==== RAW DATA

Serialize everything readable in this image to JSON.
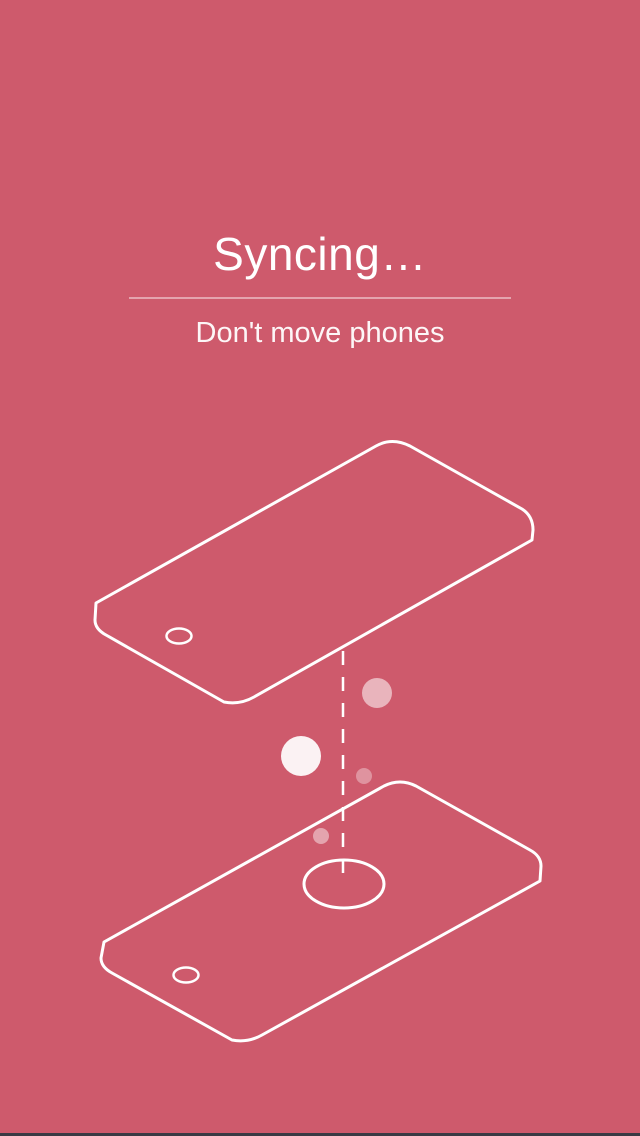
{
  "screen": {
    "title": "Syncing…",
    "subtitle": "Don't move phones"
  },
  "colors": {
    "background": "#ce5a6c",
    "foreground": "#ffffff"
  },
  "illustration": {
    "top_phone_icon": "phone-outline-icon",
    "bottom_phone_icon": "phone-outline-icon",
    "sync_particles_icon": "sync-particles-icon"
  }
}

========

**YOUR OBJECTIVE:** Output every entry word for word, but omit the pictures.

**RESPONSE:**
Serialize everything readable in this image to JSON.
{
  "screen": {
    "title": "Syncing…",
    "subtitle": "Don't move phones"
  },
  "colors": {
    "background": "#ce5a6c",
    "foreground": "#ffffff"
  },
  "illustration": {
    "top_phone_icon": "phone-outline-icon",
    "bottom_phone_icon": "phone-outline-icon",
    "sync_particles_icon": "sync-particles-icon"
  }
}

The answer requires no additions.